War is God’s way of teaching Americans geography. — Ambrose Bierce
Before we invest too much time finding the perfect 50/50 split, let’s remember that many east-west (or north-south) divisions are asymmetrical. For example, about two-thirds of America rests on one side of the Mississippi River. Russia’s east-west line is the Ural Mountains, even though that results in a 75/25 split. Cities often have artificial and arbitrary east-west divisions that are hardly symmetrical. They might be based on a railway line or a river. Therefore, even if you play with a world map to “prove” that Europe’s perfect 50/50 east-west split lies east of Romania, it doesn’t mean that’s where the division should be.
There’s another good reason to use the old Cold War dividing line. History shapes who we are. Whether Eastern Europeans like it or not, the communist experience is still in their collective memory.

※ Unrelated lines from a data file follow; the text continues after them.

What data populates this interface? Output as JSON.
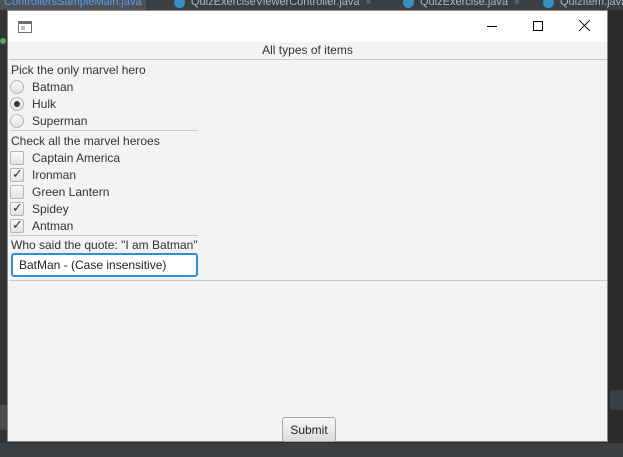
{
  "ide": {
    "tabs": [
      {
        "label": "ControllersSampleMain.java",
        "active": true
      },
      {
        "label": "QuizExerciseViewerController.java",
        "active": false
      },
      {
        "label": "QuizExercise.java",
        "active": false
      },
      {
        "label": "QuizItem.java",
        "active": false
      }
    ],
    "close_glyph": "×"
  },
  "window": {
    "header_title": "All types of items"
  },
  "questions": {
    "q1": {
      "title": "Pick the only marvel hero",
      "options": [
        {
          "label": "Batman",
          "selected": false
        },
        {
          "label": "Hulk",
          "selected": true
        },
        {
          "label": "Superman",
          "selected": false
        }
      ]
    },
    "q2": {
      "title": "Check all the marvel heroes",
      "options": [
        {
          "label": "Captain America",
          "checked": false
        },
        {
          "label": "Ironman",
          "checked": true
        },
        {
          "label": "Green Lantern",
          "checked": false
        },
        {
          "label": "Spidey",
          "checked": true
        },
        {
          "label": "Antman",
          "checked": true
        }
      ],
      "check_glyph": "✓"
    },
    "q3": {
      "title": "Who said the quote: \"I am Batman\"",
      "answer_value": "BatMan - (Case insensitive)"
    }
  },
  "submit_label": "Submit",
  "colors": {
    "focus_border": "#2f8fd3",
    "ide_background": "#2b2b2b",
    "window_background": "#f3f3f3"
  }
}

Those who are under 30 years old might yell, “But I don’t remember those days! I grew up with Western values!” However, their parents and teachers drilled their local history and values into their children’s brains. It’s part of who they are. The legacy of slavery can still be felt in the southern regions of the US, even though slavery ended 150 years ago. Communism, in contrast, ended less than 25 years ago. Communism may have left Eastern Europe, but its long shadow is still there.

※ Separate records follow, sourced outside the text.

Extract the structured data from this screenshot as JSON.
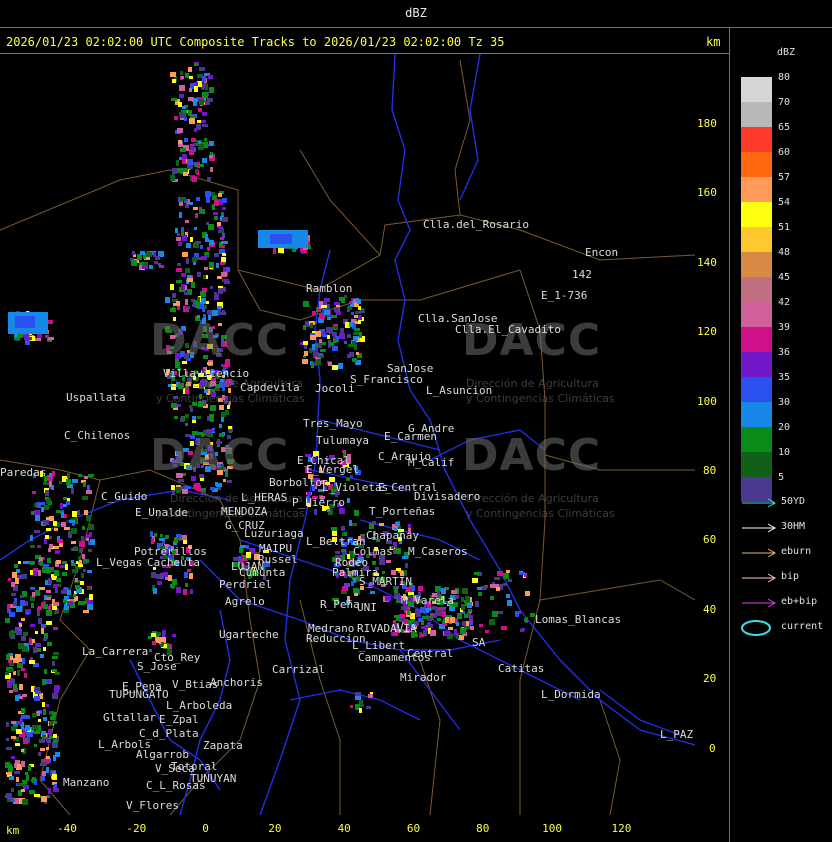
{
  "top_title": "dBZ",
  "header": "2026/01/23 02:02:00 UTC Composite Tracks to 2026/01/23 02:02:00 Tz 35",
  "km_label_top": "km",
  "km_label_bottom": "km",
  "y_ticks": [
    "180",
    "160",
    "140",
    "120",
    "100",
    "80",
    "60",
    "40",
    "20",
    "0"
  ],
  "x_ticks": [
    "-40",
    "-20",
    "0",
    "20",
    "40",
    "60",
    "80",
    "100",
    "120"
  ],
  "legend": {
    "title": "dBZ",
    "levels": [
      {
        "label": "80",
        "color": "#d6d6d6"
      },
      {
        "label": "70",
        "color": "#b8b8b8"
      },
      {
        "label": "65",
        "color": "#ff3a2a"
      },
      {
        "label": "60",
        "color": "#ff6a10"
      },
      {
        "label": "57",
        "color": "#ff9a5a"
      },
      {
        "label": "54",
        "color": "#ffff10"
      },
      {
        "label": "51",
        "color": "#ffc830"
      },
      {
        "label": "48",
        "color": "#d88a44"
      },
      {
        "label": "45",
        "color": "#c07080"
      },
      {
        "label": "42",
        "color": "#d0609a"
      },
      {
        "label": "39",
        "color": "#d0108a"
      },
      {
        "label": "36",
        "color": "#7018c8"
      },
      {
        "label": "35",
        "color": "#2a50f0"
      },
      {
        "label": "30",
        "color": "#1888e8"
      },
      {
        "label": "20",
        "color": "#0a8a18"
      },
      {
        "label": "10",
        "color": "#106018"
      },
      {
        "label": "5",
        "color": "#4a3890"
      }
    ],
    "tracks": [
      {
        "label": "50YD",
        "color": "#40e0e0"
      },
      {
        "label": "30HM",
        "color": "#ffffff"
      },
      {
        "label": "eburn",
        "color": "#e8b870"
      },
      {
        "label": "bip",
        "color": "#ffc8d0"
      },
      {
        "label": "eb+bip",
        "color": "#e040e0"
      }
    ],
    "current_label": "current",
    "current_color": "#40e0e0"
  },
  "watermark": {
    "big": "DACC",
    "line1": "Dirección de Agricultura",
    "line2": "y Contingencias Climáticas"
  },
  "places": [
    "Clla.del_Rosario",
    "Encon",
    "142",
    "E_1-736",
    "Ramblon",
    "Clla.SanJose",
    "Clla.El_Cavadito",
    "Villavicencio",
    "S_Francisco",
    "SanJose",
    "Capdevila",
    "Jocoli",
    "L_Asuncion",
    "Uspallata",
    "Tres_Mayo",
    "G_Andre",
    "C_Chilenos",
    "Tulumaya",
    "E_Carmen",
    "E_Chical",
    "C_Araujo",
    "M_Calif",
    "E_Vergel",
    "Borbollon",
    "L_Violetas",
    "E_Central",
    "Divisadero",
    "C_Guido",
    "L_HERAS",
    "P_Hierro",
    "MENDOZA",
    "T_Porteñas",
    "E_Unalde",
    "G_CRUZ",
    "Luzuriaga",
    "Chapanay",
    "L_Beltran",
    "MAIPU",
    "Colmas",
    "M_Caseros",
    "Potrerillos",
    "Russel",
    "Cacheuta",
    "L_Vegas",
    "LUJAN",
    "Rodeo",
    "Cumunta",
    "Palmira",
    "Perdriel",
    "S_MARTIN",
    "Agrelo",
    "R_Peña",
    "UNI",
    "M_Varela",
    "Lomas_Blancas",
    "Ugarteche",
    "Medrano",
    "Reduccion",
    "La_Carrera",
    "Cto_Rey",
    "RIVADAVIA",
    "S_Jose",
    "L_Libert",
    "Central",
    "Campamentos",
    "Carrizal",
    "Catitas",
    "E_Pena",
    "V_Btias",
    "Anchoris",
    "TUPUNGATO",
    "Mirador",
    "L_Dormida",
    "L_Arboleda",
    "Gltallar",
    "E_Zpal",
    "L_PAZ",
    "C_d_Plata",
    "L_Arbols",
    "Zapata",
    "Algarrob",
    "V_Seca",
    "Totoral",
    "TUNUYAN",
    "Manzano",
    "C_L_Rosas",
    "V_Flores",
    "Paredas",
    "SA"
  ]
}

Finally, there’s one more thing that Eastern European countries have in common: they’re still relatively hidden. Of course, businesses and tourists have poured into the region ever since the Wall came down in 1989. However, the world is still far more familiar with Western Europe than Eastern Europe. Most people can explain the difference between Italy and Ireland; however, they’ll give you a blank look if you ask them to compare Slovenia and Slovakia.

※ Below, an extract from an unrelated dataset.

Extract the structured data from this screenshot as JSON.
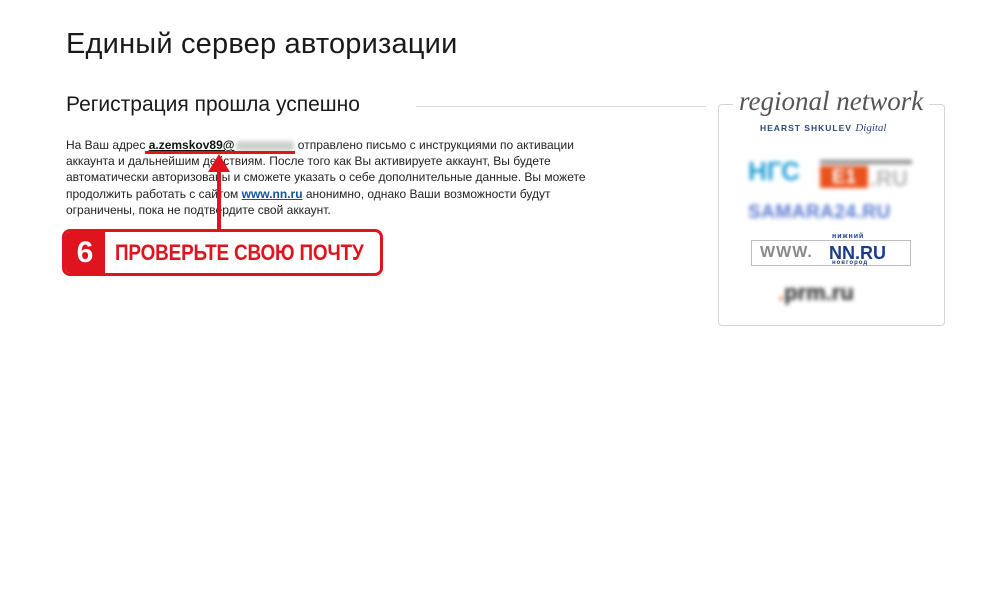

In conclusion, for geological, historical, and even touristy reasons, I have defined Eastern Europe quite broadly. The Hidden Europe puts 25 countries in Eastern Europe. It includes western Russia, Germany’s eastern half, and the ex-Yugoslav countries. It also includes three countries that few consider part of traditional Eastern Europe: Finland, Greece, and Turkey. Finland is east of Poland (and north of the Baltic), so geographically it certainly is in Eastern Europe. Greece is also geographically in Eastern Europe (it’s south of the Balkans). However, we will only examine the part of Greece that is most tied to the rest of Eastern Europe: Greece’s northern portion. Like Russia, most of Turkey is in Asia, so we will just look at its western side. In sum, I spent three years in 25 countries nearly 25 years after the Berlin Wall came down.
Americans may wonder why I’m taking so much time to define Eastern Europe. “What’s the big deal, anyway?” you may ask. “So you’re in Eastern Europe. So what? Who cares?” Trust me. It’s a really big deal in this region. It’s a highly charged and emotional topic that sparks endless and explosive debates. If you want to make Eastern Europeans twitch and squirm, just tell them that they are from Eastern Europe. The only people who don’t seem to care are the Moldovans. They’re just happy that anyone knows that Moldova exists.
This article is an excerpt from the Introduction of The Hidden Europe: What Eastern Europeans Can Teach Us. The book is available at my shop! You might also enjoy this NYT article about "Where is Europe?"